Researchers at the Los Alamos National Laboratory in New Mexico have discovered a pathway for developing low cost electric vehicle batteries, which could lead to a new generation of affordable EVs. The team has come up with a new nanostructured carbon-based catalyst that looks like something you’d mop up off the kitchen floor, but the important point is that it does not require platinum or other precious metals. When the new catalyst is paired with lithium-air technology, the result could be ten times the storage capacity of conventional lithium-ion batteries at a fraction of the price. So go ahead, fellow taxpayers, give yourselves a nice pat on the back: we built this!
A Low Cost Carbon-Based EV Battery
The new catalyst is based on carbon nanotubes altered or “doped” with nitrogen, which the team has labelled N-Fe-CNT/CNP (CNT for carbon nanotube and CNP for carbon nanoparticle).
Carbon is a relatively cheap material, but the use of a carbon-based material only tackles part of the problem. Processing carbon nanotubes with nitrogen into a usable form typically involves significant expense as well as the use of toxic and hazardous substances.
As described in a recently published article in Nature, the Los Alamos team developed a workaround that problem, which enabled them to synthesize their catalyst in a simple, one-step process using iron acetate
Although there is a long way to go before the catalyst is ready for commercial development, the results so far are promising based on the level of oxygen reduction reaction (ORR) activity, which is a critical measurement of energy storage efficiency. According to the research team, the ORR activity of their N-doped carbon nanotube catalyst is the highest of any similar carbon-based catalysts currently under development, and under certain conditions it can exceed that of platinum-based catalysts.
EV Batteries and EV Affordability

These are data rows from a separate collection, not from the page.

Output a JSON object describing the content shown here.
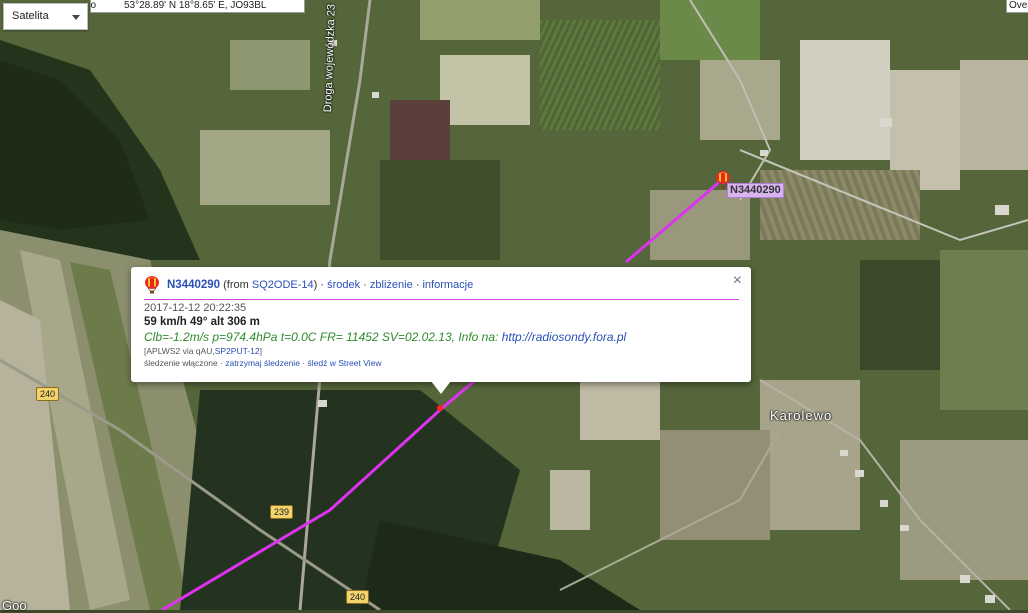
{
  "map": {
    "type_selector": "Satelita",
    "coords_prefix": "po",
    "coords_readout": "53°28.89' N 18°8.65' E, JO93BL",
    "corner_button": "Ove"
  },
  "labels": {
    "road_name": "Droga wojewódzka 23",
    "town": "Karolewo",
    "corner_text": "Goo"
  },
  "road_shields": [
    "240",
    "239",
    "240"
  ],
  "marker": {
    "callsign": "N3440290",
    "icon": "balloon-icon"
  },
  "infowindow": {
    "callsign": "N3440290",
    "from_text": "(from ",
    "from_station": "SQ2ODE-14",
    "from_close": ")",
    "sep": " · ",
    "link_center": "środek",
    "link_zoom": "zbliżenie",
    "link_info": "informacje",
    "timestamp": "2017-12-12 20:22:35",
    "speed_line": "59 km/h 49° alt 306 m",
    "comment_text": "Clb=-1.2m/s p=974.4hPa t=0.0C FR= 11452 SV=02.02.13, Info na: ",
    "comment_link": "http://radiosondy.fora.pl",
    "path_prefix": "[APLWS2 via qAU,",
    "path_link": "SP2PUT-12",
    "path_suffix": "]",
    "tracking_status": "śledzenie włączone",
    "link_stop_tracking": "zatrzymaj śledzenie",
    "link_street_view": "śledź w Street View",
    "close_glyph": "×"
  },
  "colors": {
    "track": "#dd33ee",
    "link": "#2a50b8",
    "comment": "#2f8a2f",
    "marker_label_bg": "#d8b4ef"
  }
}
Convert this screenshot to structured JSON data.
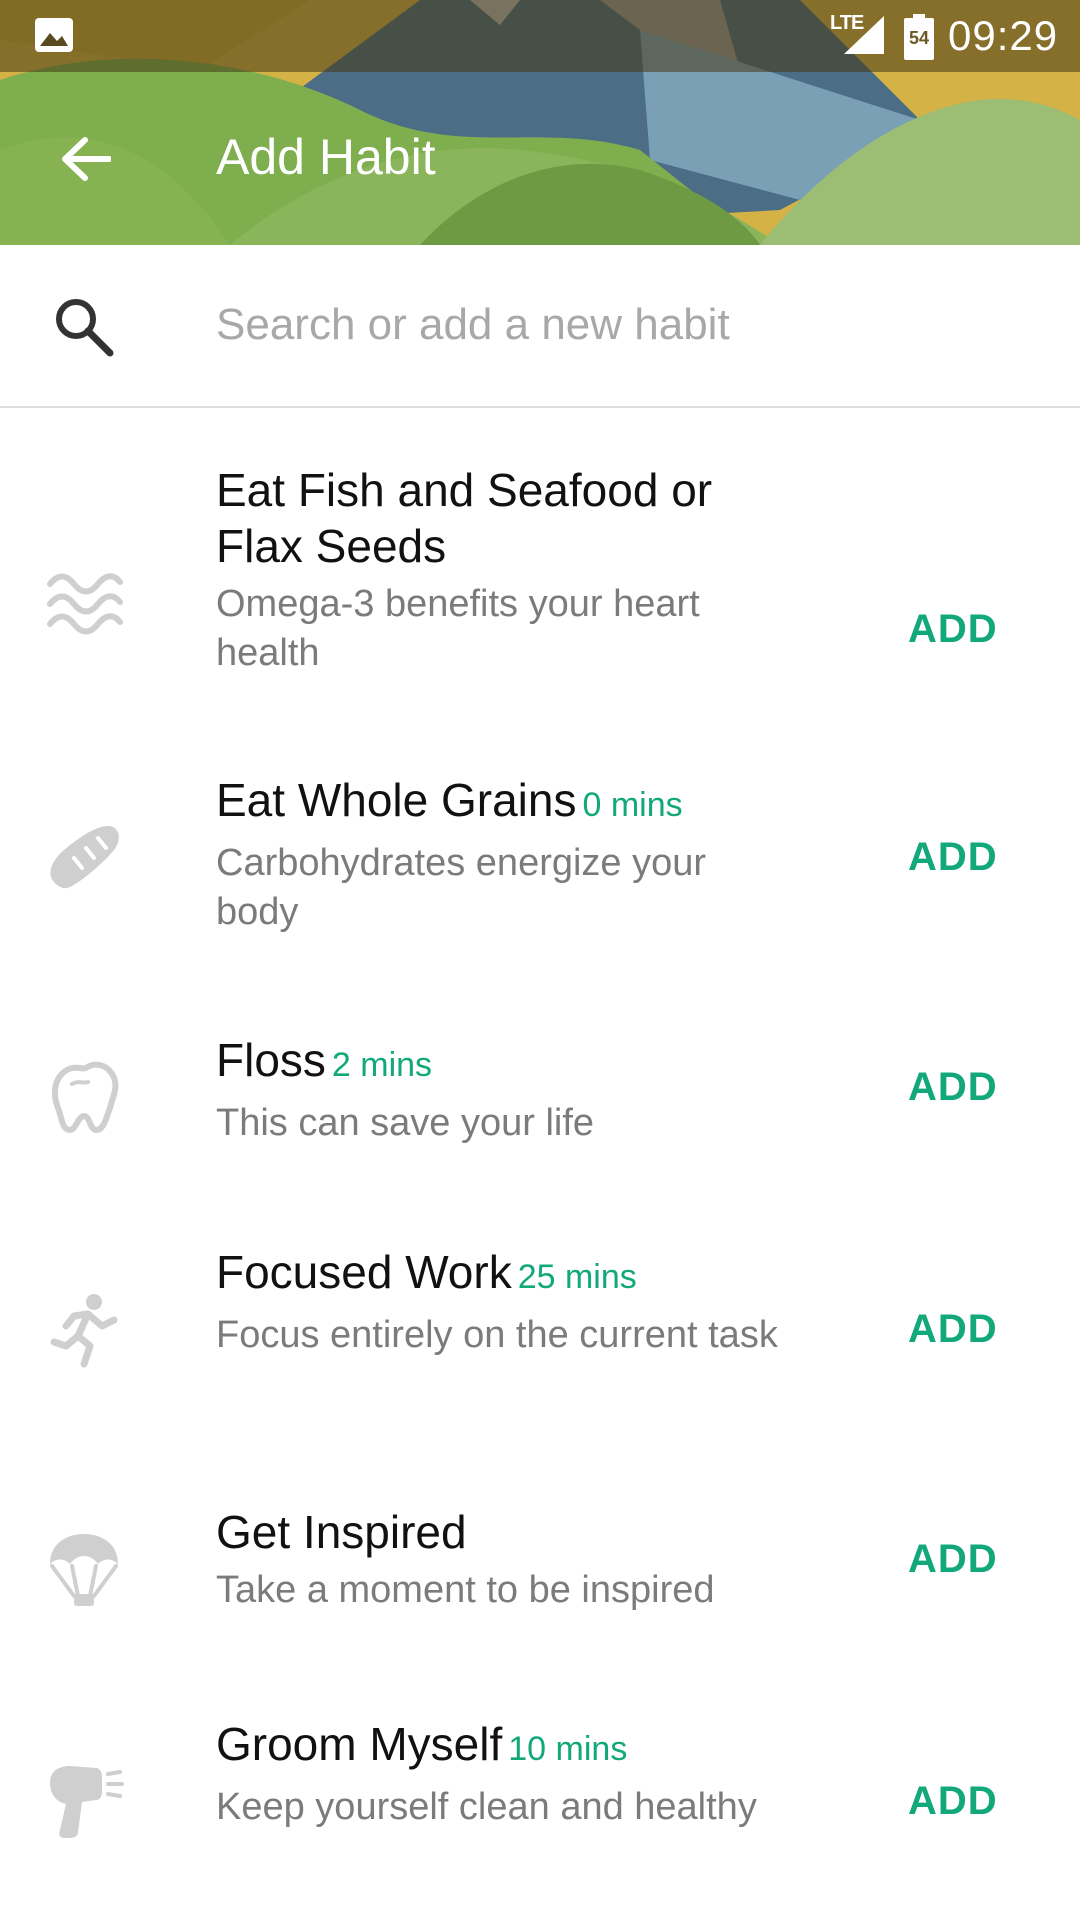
{
  "status_bar": {
    "network": "LTE",
    "battery_level": "54",
    "time": "09:29",
    "icons": [
      "image-notification-icon",
      "signal-icon",
      "battery-icon"
    ]
  },
  "app_bar": {
    "title": "Add Habit",
    "back_icon": "arrow-back-icon"
  },
  "search": {
    "placeholder": "Search or add a new habit",
    "value": "",
    "icon": "search-icon"
  },
  "habits": [
    {
      "icon": "waves-icon",
      "title": "Eat Fish and Seafood or Flax Seeds",
      "duration": "",
      "subtitle": "Omega-3 benefits your heart health",
      "action": "ADD"
    },
    {
      "icon": "bread-icon",
      "title": "Eat Whole Grains",
      "duration": "0 mins",
      "subtitle": "Carbohydrates energize your body",
      "action": "ADD"
    },
    {
      "icon": "tooth-icon",
      "title": "Floss",
      "duration": "2 mins",
      "subtitle": "This can save your life",
      "action": "ADD"
    },
    {
      "icon": "running-person-icon",
      "title": "Focused Work",
      "duration": "25 mins",
      "subtitle": "Focus entirely on the current task",
      "action": "ADD"
    },
    {
      "icon": "parachute-icon",
      "title": "Get Inspired",
      "duration": "",
      "subtitle": "Take a moment to be inspired",
      "action": "ADD"
    },
    {
      "icon": "hair-dryer-icon",
      "title": "Groom Myself",
      "duration": "10 mins",
      "subtitle": "Keep yourself clean and healthy",
      "action": "ADD"
    }
  ],
  "colors": {
    "accent": "#12a87a",
    "header_green": "#7aa64a",
    "icon_gray": "#cfcfcf"
  }
}
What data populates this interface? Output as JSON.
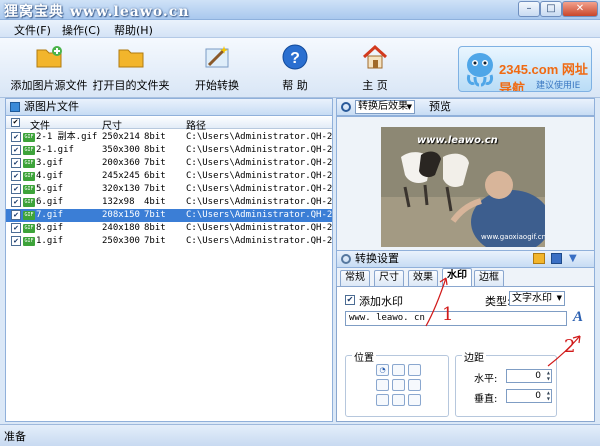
{
  "window": {
    "title": "狸窝宝典 www.leawo.cn"
  },
  "menu": [
    "文件(F)",
    "操作(C)",
    "帮助(H)"
  ],
  "toolbar": {
    "add_source": "添加图片源文件",
    "open_folder": "打开目的文件夹",
    "start_convert": "开始转换",
    "help": "帮 助",
    "home": "主 页"
  },
  "brand": {
    "text": "2345.com 网址导航",
    "top_link": "建议使用IE"
  },
  "source": {
    "title": "源图片文件",
    "columns": [
      "文件",
      "尺寸",
      "路径"
    ],
    "rows": [
      {
        "name": "2-1 副本.gif",
        "size": "250x214",
        "bit": "8bit",
        "path": "C:\\Users\\Administrator.QH-2...",
        "checked": true,
        "selected": false
      },
      {
        "name": "2-1.gif",
        "size": "350x300",
        "bit": "8bit",
        "path": "C:\\Users\\Administrator.QH-2...",
        "checked": true,
        "selected": false
      },
      {
        "name": "3.gif",
        "size": "200x360",
        "bit": "7bit",
        "path": "C:\\Users\\Administrator.QH-2...",
        "checked": true,
        "selected": false
      },
      {
        "name": "4.gif",
        "size": "245x245",
        "bit": "6bit",
        "path": "C:\\Users\\Administrator.QH-2...",
        "checked": true,
        "selected": false
      },
      {
        "name": "5.gif",
        "size": "320x130",
        "bit": "7bit",
        "path": "C:\\Users\\Administrator.QH-2...",
        "checked": true,
        "selected": false
      },
      {
        "name": "6.gif",
        "size": "132x98",
        "bit": "4bit",
        "path": "C:\\Users\\Administrator.QH-2...",
        "checked": true,
        "selected": false
      },
      {
        "name": "7.gif",
        "size": "208x150",
        "bit": "7bit",
        "path": "C:\\Users\\Administrator.QH-2...",
        "checked": true,
        "selected": true
      },
      {
        "name": "8.gif",
        "size": "240x180",
        "bit": "8bit",
        "path": "C:\\Users\\Administrator.QH-2...",
        "checked": true,
        "selected": false
      },
      {
        "name": "1.gif",
        "size": "250x300",
        "bit": "7bit",
        "path": "C:\\Users\\Administrator.QH-2...",
        "checked": true,
        "selected": false
      }
    ]
  },
  "preview": {
    "mode": "转换后效果",
    "label": "预览",
    "watermark_text": "www.leawo.cn",
    "corner_text": "www.gaoxiaogif.cn"
  },
  "settings": {
    "title": "转换设置",
    "tabs": [
      "常规",
      "尺寸",
      "效果",
      "水印",
      "边框"
    ],
    "active_tab": "水印",
    "add_watermark": "添加水印",
    "type_label": "类型:",
    "type_value": "文字水印",
    "watermark_input": "www. leawo. cn",
    "position_label": "位置",
    "margin_label": "边距",
    "horizontal_label": "水平:",
    "horizontal_value": "0",
    "vertical_label": "垂直:",
    "vertical_value": "0"
  },
  "annotations": {
    "n1": "1",
    "n2": "2"
  },
  "status": "准备",
  "colors": {
    "accent": "#3b7ed6",
    "annotation": "#d11a1a"
  }
}
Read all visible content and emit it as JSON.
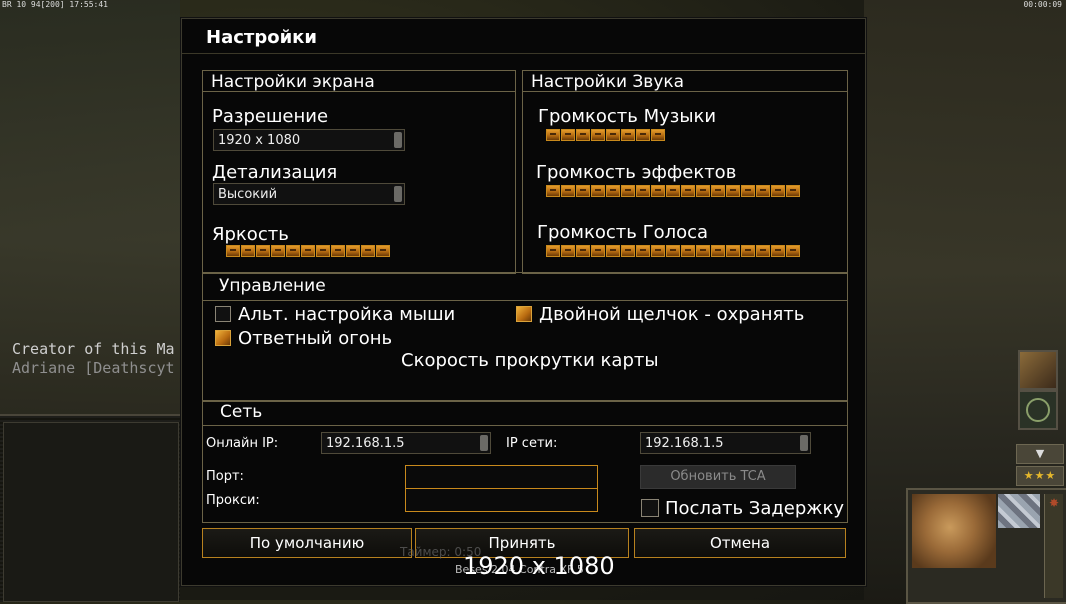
{
  "hud": {
    "top_left": "ВR 10 94[200] 17:55:41",
    "top_right": "00:00:09"
  },
  "background": {
    "credits_line1": "Creator of this Ma",
    "credits_line2": "Adriane [Deathscyt"
  },
  "dialog": {
    "title": "Настройки",
    "screen": {
      "header": "Настройки экрана",
      "resolution_label": "Разрешение",
      "resolution_value": "1920 x 1080",
      "detail_label": "Детализация",
      "detail_value": "Высокий",
      "brightness_label": "Яркость",
      "brightness_level": 11
    },
    "sound": {
      "header": "Настройки Звука",
      "music_label": "Громкость Музыки",
      "music_level": 8,
      "effects_label": "Громкость эффектов",
      "effects_level": 17,
      "voice_label": "Громкость Голоса",
      "voice_level": 17
    },
    "control": {
      "header": "Управление",
      "alt_mouse_label": "Альт. настройка мыши",
      "alt_mouse_checked": false,
      "double_click_label": "Двойной щелчок - охранять",
      "double_click_checked": true,
      "return_fire_label": "Ответный огонь",
      "return_fire_checked": true,
      "scroll_speed_label": "Скорость прокрутки карты"
    },
    "network": {
      "header": "Сеть",
      "online_ip_label": "Онлайн IP:",
      "online_ip_value": "192.168.1.5",
      "lan_ip_label": "IP сети:",
      "lan_ip_value": "192.168.1.5",
      "port_label": "Порт:",
      "port_value": "",
      "proxy_label": "Прокси:",
      "proxy_value": "",
      "update_tca_label": "Обновить TCA",
      "send_delay_label": "Послать Задержку",
      "send_delay_checked": false
    },
    "buttons": {
      "defaults": "По умолчанию",
      "accept": "Принять",
      "cancel": "Отмена"
    }
  },
  "overlay": {
    "resolution_text": "1920 x 1080",
    "timer_ghost": "Таймер: 0:50",
    "version_ghost": "Beses 2.04 Contra XF 5"
  },
  "colors": {
    "accent_orange": "#c8891c",
    "section_border": "#6b6347",
    "dialog_bg": "#070707"
  }
}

Though the cost of EV batteries has been dropping, the high cost of EV batteries is still the key obstacle standing between you and all-electric personal mobility, at least in terms of affordability. EV batteries currently cost $10,000 and up. Compared to the cost of a gas tank, which is negligible, that has a huge effect on the final price of a car.
A good chunk of that expense involves the catalysts used in lithium-ion EV batteries, which typically rely on precious metals including platinum.
While research continues apace at Los Alamos, last year the Obama Administration launched a coordinated research effort along a number of other pathways with the aim of getting advanced energy storage technology, including low cost EV batteries, into commercial development. That initiative is taking place under the umbrella of JCESR, the Joint Center for Energy Storage Research based at Argonne National Laboratory in Illinois.
Also contributing to the ramping up of the domestic EV battery market is a web of new battery manufacturing facilities established in the Rust Belt with help from the Recovery Act of 2009.